▶
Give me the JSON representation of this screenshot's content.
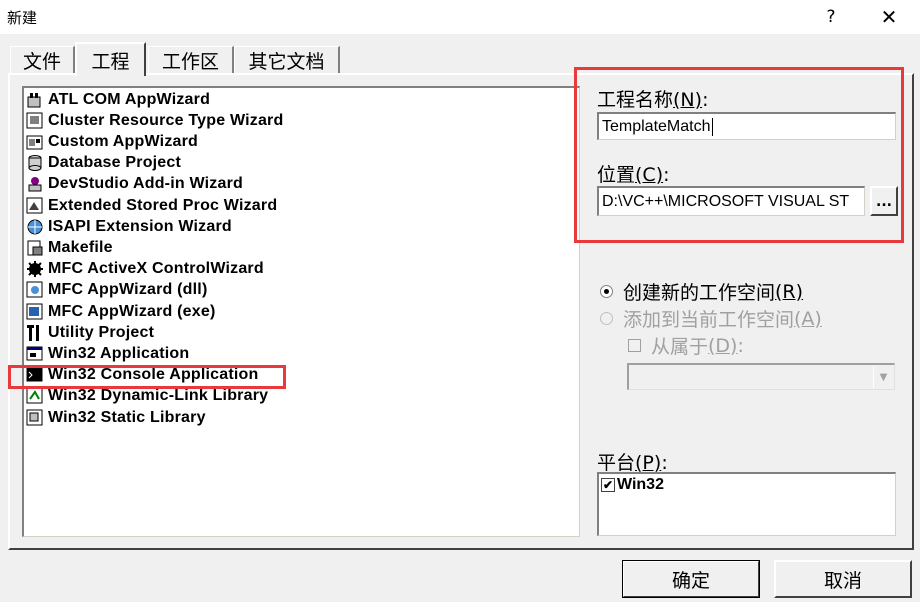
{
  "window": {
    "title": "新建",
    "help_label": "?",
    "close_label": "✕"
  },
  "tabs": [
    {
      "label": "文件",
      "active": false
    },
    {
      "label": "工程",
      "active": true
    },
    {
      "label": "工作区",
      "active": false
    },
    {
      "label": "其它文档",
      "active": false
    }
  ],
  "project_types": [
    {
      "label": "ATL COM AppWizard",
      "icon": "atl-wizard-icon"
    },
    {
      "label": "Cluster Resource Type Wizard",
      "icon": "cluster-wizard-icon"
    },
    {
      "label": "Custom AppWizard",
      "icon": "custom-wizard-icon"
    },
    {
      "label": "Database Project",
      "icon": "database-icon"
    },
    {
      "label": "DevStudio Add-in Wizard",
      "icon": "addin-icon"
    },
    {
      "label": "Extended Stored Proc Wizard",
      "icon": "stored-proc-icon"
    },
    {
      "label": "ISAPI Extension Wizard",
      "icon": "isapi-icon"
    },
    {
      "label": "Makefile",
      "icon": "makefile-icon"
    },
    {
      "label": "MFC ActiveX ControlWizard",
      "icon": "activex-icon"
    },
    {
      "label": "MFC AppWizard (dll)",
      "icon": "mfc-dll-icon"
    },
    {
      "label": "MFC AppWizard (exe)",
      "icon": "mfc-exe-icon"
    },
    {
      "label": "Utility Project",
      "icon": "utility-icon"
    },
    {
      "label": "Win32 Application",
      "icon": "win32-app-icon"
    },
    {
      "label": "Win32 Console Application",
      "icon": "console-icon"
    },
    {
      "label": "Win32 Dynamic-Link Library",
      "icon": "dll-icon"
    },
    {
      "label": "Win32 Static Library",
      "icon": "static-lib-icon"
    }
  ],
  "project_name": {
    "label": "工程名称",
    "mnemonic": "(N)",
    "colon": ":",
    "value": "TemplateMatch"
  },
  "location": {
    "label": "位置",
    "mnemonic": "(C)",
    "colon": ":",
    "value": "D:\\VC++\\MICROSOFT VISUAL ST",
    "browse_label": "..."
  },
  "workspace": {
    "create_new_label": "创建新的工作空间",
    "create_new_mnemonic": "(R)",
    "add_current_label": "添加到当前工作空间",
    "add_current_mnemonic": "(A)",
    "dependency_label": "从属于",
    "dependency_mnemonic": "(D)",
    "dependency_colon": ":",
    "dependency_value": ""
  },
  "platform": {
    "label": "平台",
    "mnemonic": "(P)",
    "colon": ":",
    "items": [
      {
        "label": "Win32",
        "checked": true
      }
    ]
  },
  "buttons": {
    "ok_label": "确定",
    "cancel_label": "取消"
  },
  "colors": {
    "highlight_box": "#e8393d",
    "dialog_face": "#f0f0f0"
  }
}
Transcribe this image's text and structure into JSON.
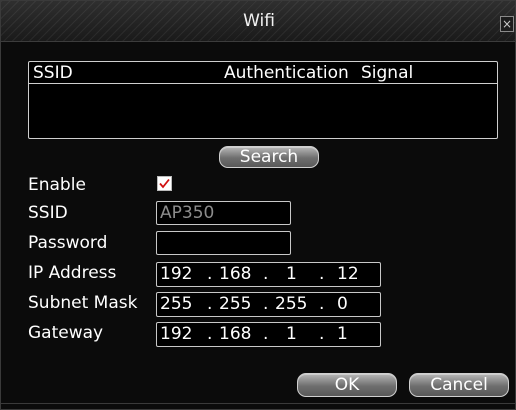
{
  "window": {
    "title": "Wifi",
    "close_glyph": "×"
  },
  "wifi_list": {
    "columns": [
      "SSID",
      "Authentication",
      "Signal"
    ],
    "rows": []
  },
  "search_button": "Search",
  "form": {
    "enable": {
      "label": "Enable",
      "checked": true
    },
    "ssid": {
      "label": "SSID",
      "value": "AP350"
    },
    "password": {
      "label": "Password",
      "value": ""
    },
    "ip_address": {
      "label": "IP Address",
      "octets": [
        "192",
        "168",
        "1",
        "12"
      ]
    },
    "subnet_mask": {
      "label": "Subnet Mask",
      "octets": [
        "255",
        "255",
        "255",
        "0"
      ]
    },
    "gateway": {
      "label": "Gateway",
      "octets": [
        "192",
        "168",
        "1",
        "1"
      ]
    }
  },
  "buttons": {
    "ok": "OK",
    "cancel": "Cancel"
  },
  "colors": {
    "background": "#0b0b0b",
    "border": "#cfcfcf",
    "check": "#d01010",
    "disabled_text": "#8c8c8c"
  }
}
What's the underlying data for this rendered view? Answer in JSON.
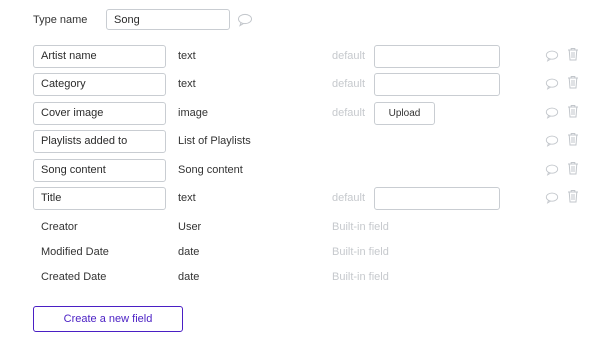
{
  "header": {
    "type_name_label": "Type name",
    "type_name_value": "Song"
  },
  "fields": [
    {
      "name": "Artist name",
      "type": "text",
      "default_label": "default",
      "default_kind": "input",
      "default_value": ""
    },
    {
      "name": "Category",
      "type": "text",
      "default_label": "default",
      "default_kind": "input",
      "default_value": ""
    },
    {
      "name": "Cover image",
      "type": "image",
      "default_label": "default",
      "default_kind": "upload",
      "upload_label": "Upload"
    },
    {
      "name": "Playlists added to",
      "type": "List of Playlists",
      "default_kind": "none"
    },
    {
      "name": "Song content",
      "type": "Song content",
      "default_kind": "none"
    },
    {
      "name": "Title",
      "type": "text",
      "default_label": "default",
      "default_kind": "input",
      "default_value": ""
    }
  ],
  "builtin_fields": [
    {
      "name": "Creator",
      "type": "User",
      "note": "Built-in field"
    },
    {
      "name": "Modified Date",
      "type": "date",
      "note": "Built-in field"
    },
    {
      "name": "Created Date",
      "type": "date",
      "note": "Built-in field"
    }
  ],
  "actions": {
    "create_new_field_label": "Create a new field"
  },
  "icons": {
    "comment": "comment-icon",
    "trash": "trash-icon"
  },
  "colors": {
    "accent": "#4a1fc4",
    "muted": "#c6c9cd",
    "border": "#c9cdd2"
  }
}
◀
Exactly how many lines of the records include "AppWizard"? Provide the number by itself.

4